Paleoanthropologist explores roots of evolution

Prof. Zeray Alemseged blends high-tech imaging, field research in landmark discovery

In 2000 Zeresenay (Zeray) Alemseged unearthed a 3.3 million-year-old, nearly complete skeleton of a 2½ year-old girl in Dikika, Ethiopia. In the years that followed, the paleoanthropologist and fellow researchers slowly chipped away the sandstone surrounding the delicate fossil, using advanced imaging tools to analyze its structure.

Alemseged first revealed the Australopithecus afarensis fossil, known as “Selam,” to the world in a landmark publication in Nature in 2006. At the time, he was a senior scientist at the Max Planck Institute for Evolutionary Anthropology in Leipzig, Germany, before moving to the California Academy of Sciences two years later.

In the fall of 2016, Alemseged left the California coast to join the University of Chicago faculty, where he quickly made international news. This past May, Alemseged co-authored a landmark study about “Selam,” which showed portions of the human spine that enable efficient walking motions were established millions of years earlier than previously thought.

The study, which Alemseged said shed new light on “one of the hallmarks of human evolution,” is the kind of impactful research that adds to UChicago’s storied reputation in paleontology—one that includes some of the most famous names in the field, both present and past.

“The study of human evolution here has very deep roots,” said Alemseged, the Donald N. Pritzker Professor in Organismal Biology and Anatomy. “Continuing that legacy and thinking into the future is exciting, but when you leverage that with the ability to work with some of the brightest students in the world, the opportunity to collaborate with them is one of the great legacies a scientist could have.”

Branches on evolutionary tree of life
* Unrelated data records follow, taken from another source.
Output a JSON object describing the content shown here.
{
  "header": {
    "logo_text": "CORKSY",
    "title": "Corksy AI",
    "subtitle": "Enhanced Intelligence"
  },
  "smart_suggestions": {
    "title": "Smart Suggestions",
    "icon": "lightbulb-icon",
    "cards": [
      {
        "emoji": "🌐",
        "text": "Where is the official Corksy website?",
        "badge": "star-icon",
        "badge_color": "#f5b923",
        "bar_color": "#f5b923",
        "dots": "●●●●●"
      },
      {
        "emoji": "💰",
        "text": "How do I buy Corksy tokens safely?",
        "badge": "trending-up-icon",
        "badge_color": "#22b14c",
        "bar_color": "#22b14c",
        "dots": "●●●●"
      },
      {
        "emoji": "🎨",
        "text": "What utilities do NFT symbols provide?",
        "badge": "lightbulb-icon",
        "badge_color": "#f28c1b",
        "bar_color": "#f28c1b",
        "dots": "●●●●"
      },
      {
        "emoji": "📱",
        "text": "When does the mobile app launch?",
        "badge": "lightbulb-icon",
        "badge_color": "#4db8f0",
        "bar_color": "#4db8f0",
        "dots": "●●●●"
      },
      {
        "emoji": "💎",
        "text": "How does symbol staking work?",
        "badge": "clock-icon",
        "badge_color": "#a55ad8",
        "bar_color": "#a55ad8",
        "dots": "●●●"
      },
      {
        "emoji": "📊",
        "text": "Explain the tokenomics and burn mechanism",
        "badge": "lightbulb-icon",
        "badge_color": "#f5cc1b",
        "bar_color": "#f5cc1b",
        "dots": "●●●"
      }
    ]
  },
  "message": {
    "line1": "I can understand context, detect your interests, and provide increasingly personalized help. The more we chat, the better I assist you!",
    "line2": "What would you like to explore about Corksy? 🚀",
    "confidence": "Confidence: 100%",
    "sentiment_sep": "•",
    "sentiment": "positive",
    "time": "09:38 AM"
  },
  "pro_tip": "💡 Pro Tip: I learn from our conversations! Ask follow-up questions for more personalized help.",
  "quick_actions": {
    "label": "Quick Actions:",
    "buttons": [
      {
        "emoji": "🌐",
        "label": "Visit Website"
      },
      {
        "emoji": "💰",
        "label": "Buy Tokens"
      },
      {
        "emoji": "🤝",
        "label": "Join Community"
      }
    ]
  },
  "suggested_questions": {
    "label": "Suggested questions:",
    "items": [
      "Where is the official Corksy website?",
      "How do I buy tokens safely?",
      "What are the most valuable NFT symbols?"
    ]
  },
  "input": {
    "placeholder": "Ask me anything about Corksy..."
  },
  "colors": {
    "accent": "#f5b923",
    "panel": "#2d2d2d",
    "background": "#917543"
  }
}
Alemseged filled a niche in the Department of Organismal Biology and Anatomy as its resident paleoanthropologist, studying human origins and the environmental context of human evolution. The other senior researchers on the faculty occupy key branches on the evolutionary tree of life. Prof. Michael Coates, studies the origins of early vertebrates and fish. Prof. Neil Shubin studies the first tetrapods and their transition to land. Prof. Paul Sereno covers dinosaurs and the emergence of flight, and Prof. Zhe-Xi Luo, studies the origins of mammals.

Alemseged extends this expertise to the species that dominates our planet today, with a new breed of research that combines high-tech imaging analysis of fossils with traditional geology and fieldwork. Using these tools, he explores the milestone events in human evolution since our split from the apes. 

“He’s a top-notch scientist who can use geology, biology and the latest technology in his work, and has a very good sense of public outreach,” said Sereno. “I’m so happy he chose to come here, putting UChicago at the cutting edge of the newest research in human evolution.”

Alemseged returns to his native Ethiopia every year for several months to continue work in the Afar, a paleoanthropological hotspot, collaborating with researchers from across the globe, including the National Museum of Ethiopia, where the fossils are prepared and curated.

“You can say that one-half of my lab is back there,” he said. “What I enjoy the most is the quiet moments that I have in my lab in the process of making the little incremental discoveries that, when combined, will allow me to tackle questions pertaining to those milestone events.”